§ **Description of the task**: Return the records below exactly; pictures stay out.

************

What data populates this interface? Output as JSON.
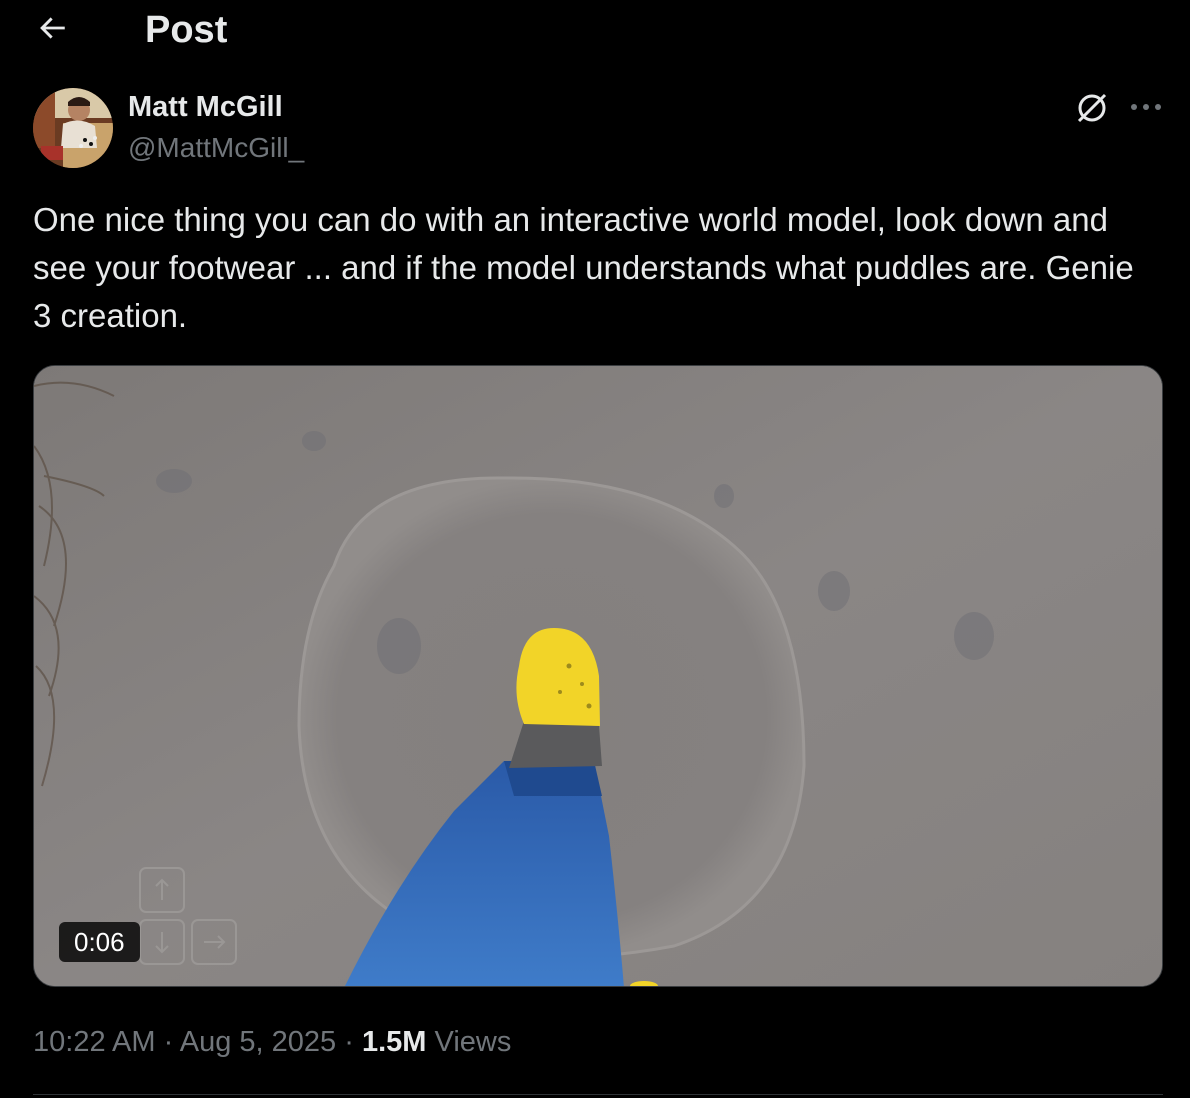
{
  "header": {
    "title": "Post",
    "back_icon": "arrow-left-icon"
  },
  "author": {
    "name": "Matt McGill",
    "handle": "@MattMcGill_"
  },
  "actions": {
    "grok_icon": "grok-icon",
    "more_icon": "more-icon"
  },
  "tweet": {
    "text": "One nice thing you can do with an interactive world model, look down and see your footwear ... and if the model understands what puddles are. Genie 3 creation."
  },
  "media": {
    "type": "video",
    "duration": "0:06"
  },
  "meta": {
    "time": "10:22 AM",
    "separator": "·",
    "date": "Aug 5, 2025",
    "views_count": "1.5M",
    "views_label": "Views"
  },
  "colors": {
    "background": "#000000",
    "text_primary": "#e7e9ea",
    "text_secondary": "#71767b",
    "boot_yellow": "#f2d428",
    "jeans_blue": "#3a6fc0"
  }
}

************

§ **Result**:
What data populates this interface? Output as JSON.
{
  "header": {
    "title": "Post",
    "back_icon": "arrow-left-icon"
  },
  "author": {
    "name": "Matt McGill",
    "handle": "@MattMcGill_"
  },
  "actions": {
    "grok_icon": "grok-icon",
    "more_icon": "more-icon"
  },
  "tweet": {
    "text": "One nice thing you can do with an interactive world model, look down and see your footwear ... and if the model understands what puddles are. Genie 3 creation."
  },
  "media": {
    "type": "video",
    "duration": "0:06"
  },
  "meta": {
    "time": "10:22 AM",
    "separator": "·",
    "date": "Aug 5, 2025",
    "views_count": "1.5M",
    "views_label": "Views"
  },
  "colors": {
    "background": "#000000",
    "text_primary": "#e7e9ea",
    "text_secondary": "#71767b",
    "boot_yellow": "#f2d428",
    "jeans_blue": "#3a6fc0"
  }
}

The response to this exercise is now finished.